RIVER OF SHADOWS - Valerio Varesi
My pencilled list of things to expect from Italian Crime Fiction isn't particularly long or even all that surprising. A certain, shall we say obsession, with food; an eccentric, slightly grumpy, protagonist who spends a lot of time in his own head and seems to be quite happy there; and the occasional unexpected interpersonal relationship. That's a tick in boxes for RIVER OF SHADOWS then. Set on the banks of the River Po in Parma during a long cold, wet winter where the best everyone can hope for is that the river freezes to limit the reaches of the flooding, a barge captain goes missing on a night when everyone is distracted by the rising water levels.
That night the bargeman's brother falls from a window in a local hospital, a death that looks like suicide, but is quickly shown to be murder. Set in the current day, the roots of the fate of both brothers weaves its way into the society of boatmen and river dwellers and back to their time as fascist militia members in WWII.
Whilst there's a slightly subdued feeling to the story telling in this book, there's something beautifully atmospheric, introspective, and complex building. Commissario Soneri contributes a lot to all of those aspects, a wonderfully individualistic character with a particular personal style, he's a thinker and an observer, rather than an action man. Unless you're talking about his rather unusual relationship with a girlfriend who is commitment phobic and fond of eclectic sexual encounters. A girlfriend who could be some men's idea of the perfect woman - all sex and no complications - it's Soneri that seems to long for more. I really liked this Commissario, and not just because he's my favourite sort of detective - a bit grumpy, a bit eccentric, a loner by circumstance rather than preference. I liked that he questioned everything and everybody, including himself. I liked his cynicism, his sense of irony.

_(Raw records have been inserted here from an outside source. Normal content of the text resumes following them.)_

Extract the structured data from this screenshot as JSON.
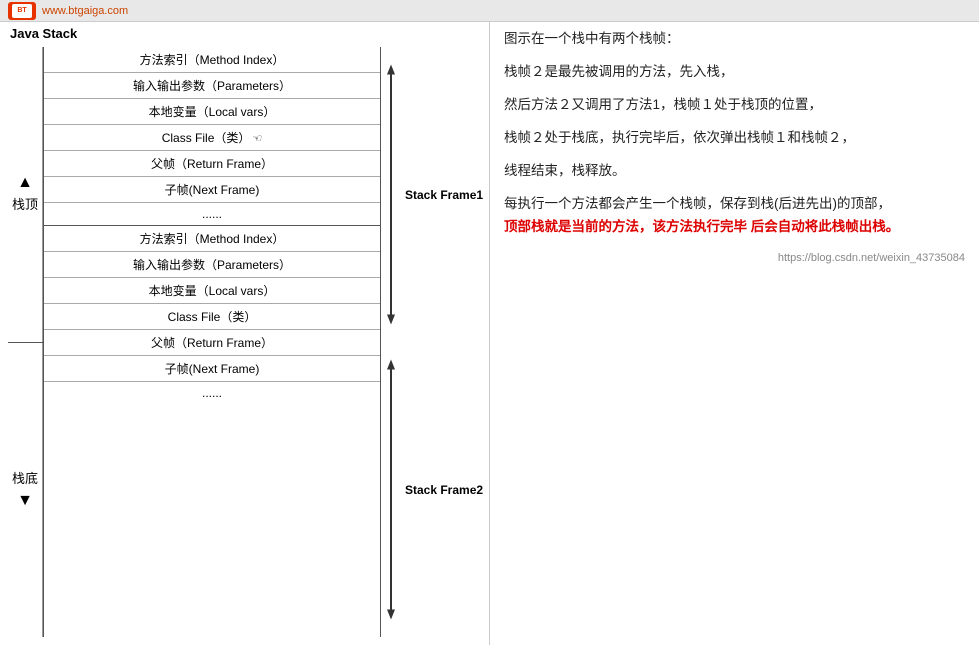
{
  "topbar": {
    "url": "www.btgaiga.com",
    "logo_text": "BT"
  },
  "diagram": {
    "title": "Java Stack",
    "left_top_label": "栈顶",
    "left_bottom_label": "栈底",
    "frame1_label": "Stack Frame1",
    "frame2_label": "Stack Frame2",
    "frame1_rows": [
      "方法索引（Method Index）",
      "输入输出参数（Parameters）",
      "本地变量（Local vars）",
      "Class File（类）",
      "父帧（Return Frame）",
      "子帧(Next Frame)",
      "......"
    ],
    "frame2_rows": [
      "方法索引（Method Index）",
      "输入输出参数（Parameters）",
      "本地变量（Local vars）",
      "Class File（类）",
      "父帧（Return Frame）",
      "子帧(Next Frame)",
      "......"
    ],
    "frame1_classfile_note": "Class File（类）",
    "frame1_cursor_row_index": 3
  },
  "text_panel": {
    "para1": "图示在一个栈中有两个栈帧：",
    "para2": "栈帧２是最先被调用的方法，先入栈，",
    "para3": "然后方法２又调用了方法1，栈帧１处于栈顶的位置，",
    "para4": "栈帧２处于栈底，执行完毕后，依次弹出栈帧１和栈帧２，",
    "para5": "线程结束，栈释放。",
    "para6_normal": "每执行一个方法都会产生一个栈帧，保存到栈(后进先出)的",
    "para6_top": "顶部，",
    "para6_red": "顶部栈就是当前的方法，该方法执行完毕 后会自动将此栈帧出栈。",
    "watermark": "https://blog.csdn.net/weixin_43735084"
  }
}
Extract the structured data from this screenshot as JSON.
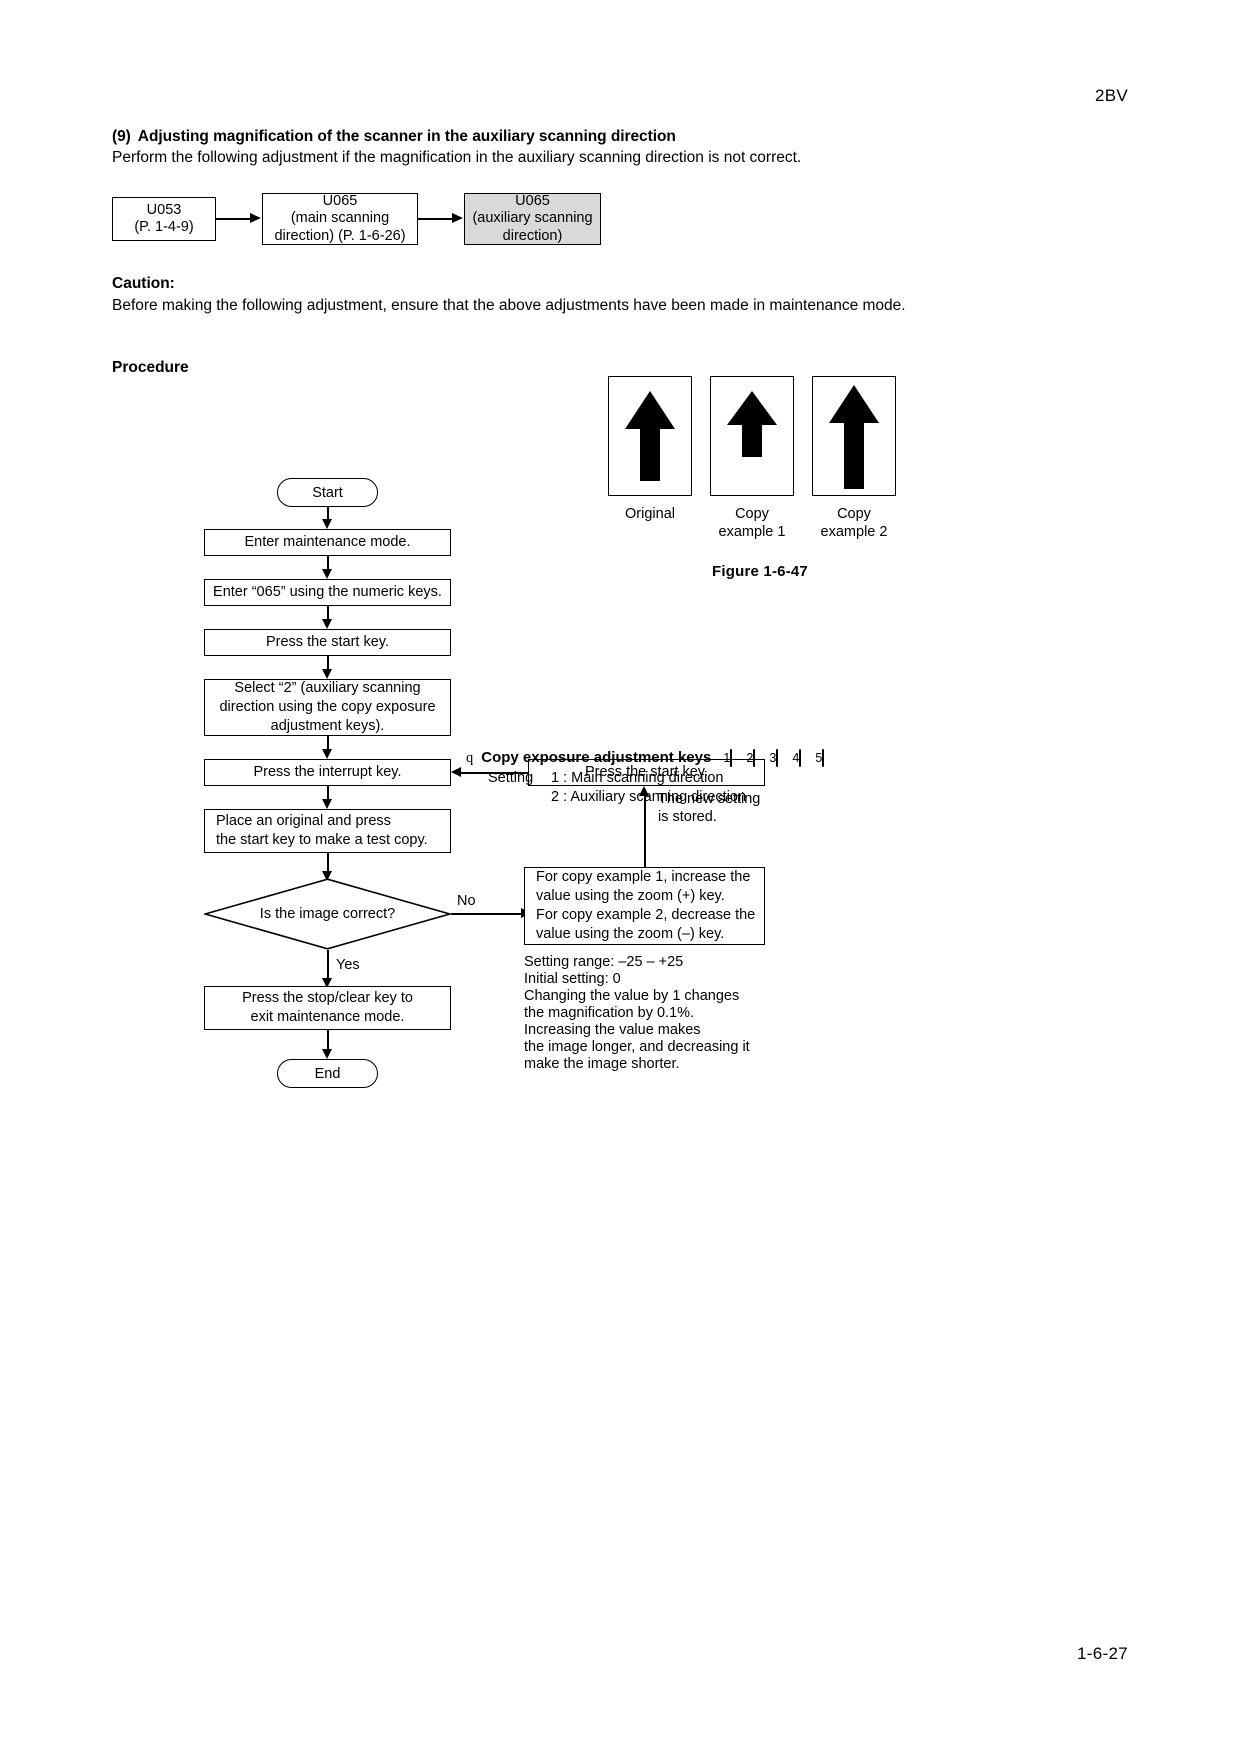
{
  "page": {
    "header_code": "2BV",
    "footer_page": "1-6-27"
  },
  "section": {
    "number": "(9)",
    "title": "Adjusting magnification of the scanner in the auxiliary scanning direction",
    "intro": "Perform the following adjustment if the magnification in the auxiliary scanning direction is not correct."
  },
  "mode_chain": {
    "boxes": [
      {
        "line1": "U053",
        "line2": "(P. 1-4-9)",
        "line3": "",
        "highlighted": false
      },
      {
        "line1": "U065",
        "line2": "(main scanning",
        "line3": "direction) (P. 1-6-26)",
        "highlighted": false
      },
      {
        "line1": "U065",
        "line2": "(auxiliary scanning",
        "line3": "direction)",
        "highlighted": true
      }
    ]
  },
  "caution": {
    "label": "Caution:",
    "text": "Before making the following adjustment, ensure that the above adjustments have been made in maintenance mode."
  },
  "procedure": {
    "label": "Procedure"
  },
  "figure": {
    "title": "Figure 1-6-47",
    "items": [
      {
        "caption_line1": "Original",
        "caption_line2": "",
        "arrow": "normal"
      },
      {
        "caption_line1": "Copy",
        "caption_line2": "example 1",
        "arrow": "short"
      },
      {
        "caption_line1": "Copy",
        "caption_line2": "example 2",
        "arrow": "long"
      }
    ]
  },
  "flowchart": {
    "start": "Start",
    "end": "End",
    "steps": {
      "enter_mode": "Enter maintenance mode.",
      "enter_065": "Enter “065” using the numeric keys.",
      "press_start_1": "Press the start key.",
      "select_2_l1": "Select “2” (auxiliary scanning",
      "select_2_l2": "direction using the copy exposure",
      "select_2_l3": "adjustment keys).",
      "press_interrupt": "Press the interrupt key.",
      "place_original_l1": "Place an original and press",
      "place_original_l2": "the start key to make a test copy.",
      "decision": "Is the image correct?",
      "press_stop_l1": "Press the stop/clear key to",
      "press_stop_l2": "exit maintenance mode.",
      "press_start_2": "Press the start key.",
      "adjust_l1": "For copy example 1, increase the",
      "adjust_l2": "value using the zoom (+) key.",
      "adjust_l3": "For copy example 2, decrease the",
      "adjust_l4": "value using the zoom (–) key."
    },
    "edge_labels": {
      "no": "No",
      "yes": "Yes"
    }
  },
  "callout": {
    "bullet": "q",
    "title": "Copy exposure adjustment keys",
    "setting_label": "Setting",
    "settings": [
      "1 : Main scanning direction",
      "2 : Auxiliary scanning direction"
    ],
    "keys": [
      {
        "num": "1",
        "active": true
      },
      {
        "num": "2",
        "active": true
      },
      {
        "num": "3",
        "active": false
      },
      {
        "num": "4",
        "active": false
      },
      {
        "num": "5",
        "active": false
      }
    ]
  },
  "notes": {
    "stored_l1": "The new setting",
    "stored_l2": "is stored.",
    "range": "Setting range: –25 – +25\nInitial setting: 0\nChanging the value by 1 changes\nthe magnification by 0.1%.\nIncreasing the value makes\nthe image longer, and decreasing it\nmake the image shorter."
  },
  "colors": {
    "highlight_fill": "#d9d9d9",
    "key_active_fill": "#bfbfbf",
    "line": "#000000"
  }
}
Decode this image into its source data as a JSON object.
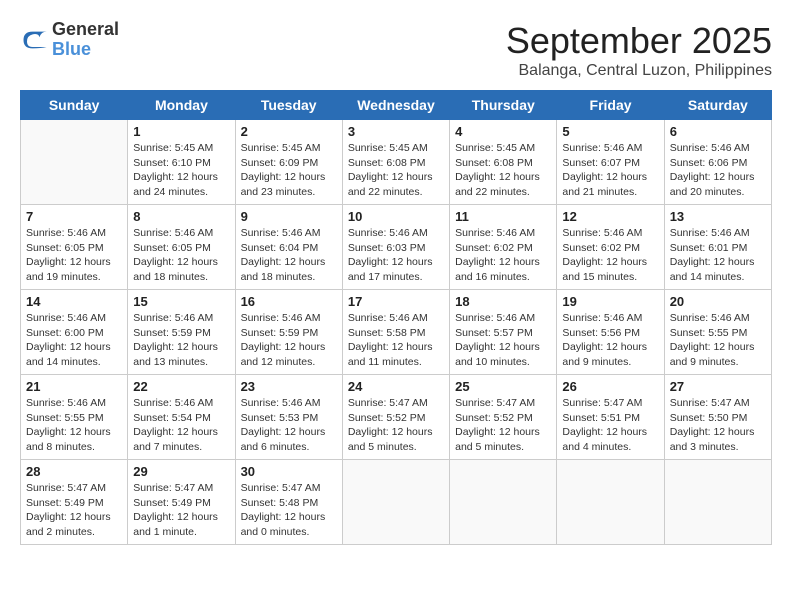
{
  "header": {
    "logo_line1": "General",
    "logo_line2": "Blue",
    "month": "September 2025",
    "location": "Balanga, Central Luzon, Philippines"
  },
  "weekdays": [
    "Sunday",
    "Monday",
    "Tuesday",
    "Wednesday",
    "Thursday",
    "Friday",
    "Saturday"
  ],
  "weeks": [
    [
      {
        "day": "",
        "info": ""
      },
      {
        "day": "1",
        "info": "Sunrise: 5:45 AM\nSunset: 6:10 PM\nDaylight: 12 hours\nand 24 minutes."
      },
      {
        "day": "2",
        "info": "Sunrise: 5:45 AM\nSunset: 6:09 PM\nDaylight: 12 hours\nand 23 minutes."
      },
      {
        "day": "3",
        "info": "Sunrise: 5:45 AM\nSunset: 6:08 PM\nDaylight: 12 hours\nand 22 minutes."
      },
      {
        "day": "4",
        "info": "Sunrise: 5:45 AM\nSunset: 6:08 PM\nDaylight: 12 hours\nand 22 minutes."
      },
      {
        "day": "5",
        "info": "Sunrise: 5:46 AM\nSunset: 6:07 PM\nDaylight: 12 hours\nand 21 minutes."
      },
      {
        "day": "6",
        "info": "Sunrise: 5:46 AM\nSunset: 6:06 PM\nDaylight: 12 hours\nand 20 minutes."
      }
    ],
    [
      {
        "day": "7",
        "info": "Sunrise: 5:46 AM\nSunset: 6:05 PM\nDaylight: 12 hours\nand 19 minutes."
      },
      {
        "day": "8",
        "info": "Sunrise: 5:46 AM\nSunset: 6:05 PM\nDaylight: 12 hours\nand 18 minutes."
      },
      {
        "day": "9",
        "info": "Sunrise: 5:46 AM\nSunset: 6:04 PM\nDaylight: 12 hours\nand 18 minutes."
      },
      {
        "day": "10",
        "info": "Sunrise: 5:46 AM\nSunset: 6:03 PM\nDaylight: 12 hours\nand 17 minutes."
      },
      {
        "day": "11",
        "info": "Sunrise: 5:46 AM\nSunset: 6:02 PM\nDaylight: 12 hours\nand 16 minutes."
      },
      {
        "day": "12",
        "info": "Sunrise: 5:46 AM\nSunset: 6:02 PM\nDaylight: 12 hours\nand 15 minutes."
      },
      {
        "day": "13",
        "info": "Sunrise: 5:46 AM\nSunset: 6:01 PM\nDaylight: 12 hours\nand 14 minutes."
      }
    ],
    [
      {
        "day": "14",
        "info": "Sunrise: 5:46 AM\nSunset: 6:00 PM\nDaylight: 12 hours\nand 14 minutes."
      },
      {
        "day": "15",
        "info": "Sunrise: 5:46 AM\nSunset: 5:59 PM\nDaylight: 12 hours\nand 13 minutes."
      },
      {
        "day": "16",
        "info": "Sunrise: 5:46 AM\nSunset: 5:59 PM\nDaylight: 12 hours\nand 12 minutes."
      },
      {
        "day": "17",
        "info": "Sunrise: 5:46 AM\nSunset: 5:58 PM\nDaylight: 12 hours\nand 11 minutes."
      },
      {
        "day": "18",
        "info": "Sunrise: 5:46 AM\nSunset: 5:57 PM\nDaylight: 12 hours\nand 10 minutes."
      },
      {
        "day": "19",
        "info": "Sunrise: 5:46 AM\nSunset: 5:56 PM\nDaylight: 12 hours\nand 9 minutes."
      },
      {
        "day": "20",
        "info": "Sunrise: 5:46 AM\nSunset: 5:55 PM\nDaylight: 12 hours\nand 9 minutes."
      }
    ],
    [
      {
        "day": "21",
        "info": "Sunrise: 5:46 AM\nSunset: 5:55 PM\nDaylight: 12 hours\nand 8 minutes."
      },
      {
        "day": "22",
        "info": "Sunrise: 5:46 AM\nSunset: 5:54 PM\nDaylight: 12 hours\nand 7 minutes."
      },
      {
        "day": "23",
        "info": "Sunrise: 5:46 AM\nSunset: 5:53 PM\nDaylight: 12 hours\nand 6 minutes."
      },
      {
        "day": "24",
        "info": "Sunrise: 5:47 AM\nSunset: 5:52 PM\nDaylight: 12 hours\nand 5 minutes."
      },
      {
        "day": "25",
        "info": "Sunrise: 5:47 AM\nSunset: 5:52 PM\nDaylight: 12 hours\nand 5 minutes."
      },
      {
        "day": "26",
        "info": "Sunrise: 5:47 AM\nSunset: 5:51 PM\nDaylight: 12 hours\nand 4 minutes."
      },
      {
        "day": "27",
        "info": "Sunrise: 5:47 AM\nSunset: 5:50 PM\nDaylight: 12 hours\nand 3 minutes."
      }
    ],
    [
      {
        "day": "28",
        "info": "Sunrise: 5:47 AM\nSunset: 5:49 PM\nDaylight: 12 hours\nand 2 minutes."
      },
      {
        "day": "29",
        "info": "Sunrise: 5:47 AM\nSunset: 5:49 PM\nDaylight: 12 hours\nand 1 minute."
      },
      {
        "day": "30",
        "info": "Sunrise: 5:47 AM\nSunset: 5:48 PM\nDaylight: 12 hours\nand 0 minutes."
      },
      {
        "day": "",
        "info": ""
      },
      {
        "day": "",
        "info": ""
      },
      {
        "day": "",
        "info": ""
      },
      {
        "day": "",
        "info": ""
      }
    ]
  ]
}
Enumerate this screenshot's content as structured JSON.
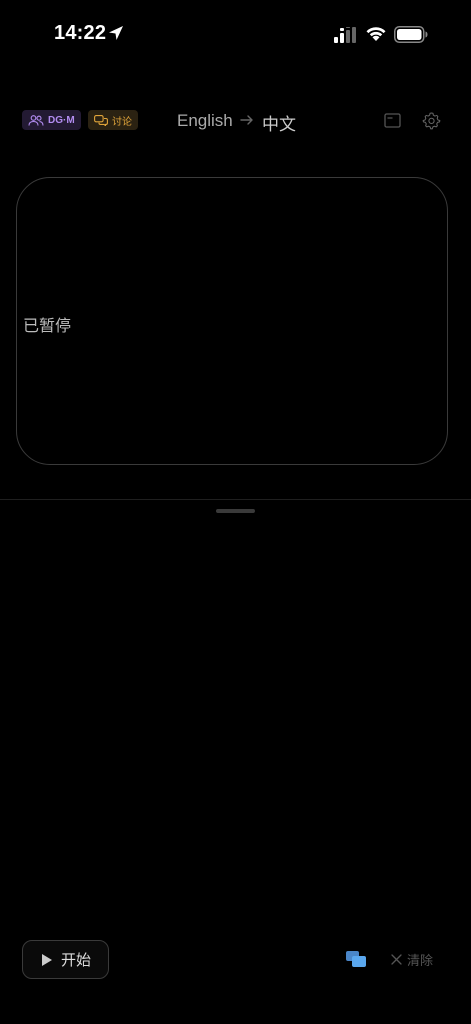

There was something very believable about the way that the past directly impacted on everyone. There's something very evocative about the way that the communist / fascist differences in particular continued to affect present day lives and perceptions. That idea of the past and the future winding in and out is repeated in the way that the life of the people ebbed and flowed along with the river that dominated how and where they lived.
RIVER OF SHADOWS really is exactly my sort of book - characters, a society and a landscape each with their own positive and negative aspects. Considered, introspective and thoughtful analysis of all of those elements, and a direct line between the past and the present.
Now if you're sitting comfortably, a bit of housekeeping. RIVER OF SHADOWS is the fourth book in the overall Soneri series, and the first one available in translation. A second has been translated - THE DARK VALLEY - which I understand is the 6th book in the series. As teeth grindingly annoying as that is, if you love slower, atmospheric translated crime fiction, then this is seriously good option.
In a bleak valley in Northern Italy, the River Po is swollen to its limits. The thick fog that usually clings to the town, blurring its surroundings and plunging its inhabitants into near-blindness, has been driven out by the raging storm. So when an empty barge drifts downriver, the fact the owner is missing does not go unnoticed. That same night Commissario Soneri is called in to investigate the murder of the boatman's brother. The brothers served together in the fascist militia fifty years earlier - could this be a revenge killing after so long?
Soneri's investigation meets with a wall of silence from those who make their living along the banks of river. As the fog descends and the valley is hidden once more, Soneri must navigate fifty-year-old loyalties and deep-rooted rivalries before he can find out the truth.